Problem description
All lines in the entries below that hold "data" make up the answer.

Supplied records
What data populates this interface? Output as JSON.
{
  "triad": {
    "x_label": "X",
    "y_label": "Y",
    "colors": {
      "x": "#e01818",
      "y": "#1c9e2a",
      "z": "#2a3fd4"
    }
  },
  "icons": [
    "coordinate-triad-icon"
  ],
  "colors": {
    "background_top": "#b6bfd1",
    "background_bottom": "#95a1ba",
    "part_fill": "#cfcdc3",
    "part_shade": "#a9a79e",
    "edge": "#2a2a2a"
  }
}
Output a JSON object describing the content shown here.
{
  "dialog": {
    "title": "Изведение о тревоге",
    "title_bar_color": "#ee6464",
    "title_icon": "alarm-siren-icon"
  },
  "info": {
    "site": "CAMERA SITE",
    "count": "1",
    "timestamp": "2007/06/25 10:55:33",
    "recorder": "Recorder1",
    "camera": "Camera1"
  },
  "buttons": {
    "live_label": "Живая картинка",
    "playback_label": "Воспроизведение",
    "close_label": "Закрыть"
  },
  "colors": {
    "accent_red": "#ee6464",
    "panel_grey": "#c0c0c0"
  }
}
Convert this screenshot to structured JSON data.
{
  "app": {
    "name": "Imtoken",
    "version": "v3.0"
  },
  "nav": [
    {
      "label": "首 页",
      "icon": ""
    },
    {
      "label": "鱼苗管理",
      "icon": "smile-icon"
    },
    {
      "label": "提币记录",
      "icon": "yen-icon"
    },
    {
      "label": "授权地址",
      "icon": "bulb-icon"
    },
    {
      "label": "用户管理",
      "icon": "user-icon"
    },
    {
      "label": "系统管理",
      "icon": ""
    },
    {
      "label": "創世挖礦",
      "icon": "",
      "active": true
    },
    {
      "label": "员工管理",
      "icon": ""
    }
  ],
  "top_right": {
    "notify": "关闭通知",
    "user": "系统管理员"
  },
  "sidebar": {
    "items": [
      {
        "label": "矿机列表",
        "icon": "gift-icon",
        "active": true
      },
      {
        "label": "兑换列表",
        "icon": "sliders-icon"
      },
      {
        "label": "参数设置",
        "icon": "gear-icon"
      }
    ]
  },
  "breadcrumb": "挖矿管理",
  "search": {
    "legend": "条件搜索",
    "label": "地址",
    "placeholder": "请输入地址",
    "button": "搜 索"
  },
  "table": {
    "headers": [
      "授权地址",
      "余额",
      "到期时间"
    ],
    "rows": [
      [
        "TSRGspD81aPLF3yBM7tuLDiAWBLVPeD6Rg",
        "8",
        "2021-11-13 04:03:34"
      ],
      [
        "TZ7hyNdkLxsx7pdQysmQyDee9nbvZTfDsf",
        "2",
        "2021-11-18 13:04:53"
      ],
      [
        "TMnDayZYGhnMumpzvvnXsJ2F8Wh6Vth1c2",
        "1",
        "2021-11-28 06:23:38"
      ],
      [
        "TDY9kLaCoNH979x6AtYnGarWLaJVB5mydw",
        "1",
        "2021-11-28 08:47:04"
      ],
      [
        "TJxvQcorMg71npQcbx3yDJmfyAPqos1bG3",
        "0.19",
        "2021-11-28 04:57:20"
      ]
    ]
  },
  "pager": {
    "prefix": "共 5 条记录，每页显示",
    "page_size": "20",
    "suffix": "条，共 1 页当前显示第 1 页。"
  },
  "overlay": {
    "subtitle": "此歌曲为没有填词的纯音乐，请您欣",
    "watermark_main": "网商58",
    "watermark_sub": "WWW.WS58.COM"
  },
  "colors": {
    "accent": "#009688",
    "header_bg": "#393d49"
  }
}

The answer
What data populates this interface? Output as JSON.
Convert this screenshot to structured JSON data.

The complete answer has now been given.